Even as the Taliban try their hand at governance, reports have emerged of severe infighting between the different factions. It appears that Mullah Abdul Ghani Baradar, the moderate face of the militant group, is at the losing end, and the Haqqani Network is emerging as the dominant power.

British magazine The Spectator reported of violent clashes between Baradar and Haqqani Network leader Khalil-ul-Rahman Haqqani in early September, when talks were on over the formation of a government with the chief of Pakistan's Inter-Services Intelligence (ISI) General Faiz Hameed. Baradar was apparently pushing for a more inclusive government that would include ethnic minorities and non-Taliban leaders. In the heat of the ensuing debate, Haqqani reportedly jumped from his chair and began punching Baradar. The brawl drew in the bodyguards of the leaders with alleged firing and “furniture as well as large thermos flasks full of hot green thrown around.”
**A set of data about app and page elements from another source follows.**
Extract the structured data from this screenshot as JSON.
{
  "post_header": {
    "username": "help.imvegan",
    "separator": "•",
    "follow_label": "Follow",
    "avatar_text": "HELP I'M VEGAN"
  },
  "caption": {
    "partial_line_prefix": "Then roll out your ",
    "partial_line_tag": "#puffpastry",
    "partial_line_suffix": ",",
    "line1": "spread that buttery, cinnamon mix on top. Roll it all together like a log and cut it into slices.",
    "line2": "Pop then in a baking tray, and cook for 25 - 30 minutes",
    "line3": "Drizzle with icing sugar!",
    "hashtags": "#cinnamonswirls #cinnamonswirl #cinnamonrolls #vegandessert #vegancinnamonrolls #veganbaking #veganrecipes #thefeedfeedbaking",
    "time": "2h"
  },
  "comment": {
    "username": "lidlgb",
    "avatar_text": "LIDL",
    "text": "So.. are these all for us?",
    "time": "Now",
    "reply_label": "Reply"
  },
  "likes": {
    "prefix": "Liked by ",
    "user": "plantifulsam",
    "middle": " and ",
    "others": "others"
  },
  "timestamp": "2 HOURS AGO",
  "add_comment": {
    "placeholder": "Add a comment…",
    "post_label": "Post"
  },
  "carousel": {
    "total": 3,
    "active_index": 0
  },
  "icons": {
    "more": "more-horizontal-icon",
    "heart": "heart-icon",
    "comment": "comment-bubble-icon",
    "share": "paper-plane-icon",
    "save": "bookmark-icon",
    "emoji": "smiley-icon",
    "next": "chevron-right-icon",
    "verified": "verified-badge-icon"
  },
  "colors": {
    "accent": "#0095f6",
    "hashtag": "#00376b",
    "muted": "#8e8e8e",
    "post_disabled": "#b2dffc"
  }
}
Baradar disappeared soon after, and emerged in Kandahar. Later, a video was released on the state-run TV network, where Baradar was seen reaffirming his loyalty to the group. The message "looked like a hostage video", The Spectator reported.

The faction in Kandahar is headed by Mullah Mohammed Yaqoob Omari. This faction is steadfastly against the involvement of Pakistan and the ISI in Afghanistan’s domestic affairs. Opposing it is the faction in Kabul, headed by Sirajuddin Haqqani, head of the Haqqani Network, strongly backed by the ISI.

The apparent dominance of the Haqqani Network is concerning. The terror group is ultra-conservative, and insists on bringing about strict Islamic ideologies that provide no dignity to women or other ethnicities. This also stokes fear of the use of Afghani soil for terrorist activities—against India and the world.

With the Haqqani’s Pakistan gains a solid hand in the Afghan affairs. This will not be easy for the country to navigate, as powerful as the position is. The more it entrenches itself into its current role in Afghanistan, the more it jeopardises its global image. The EU is upset with Pakistan for its actions so far. China, its all-weather ally, may be warming up to the Taliban, but it will also draw a line when it comes to terrorism.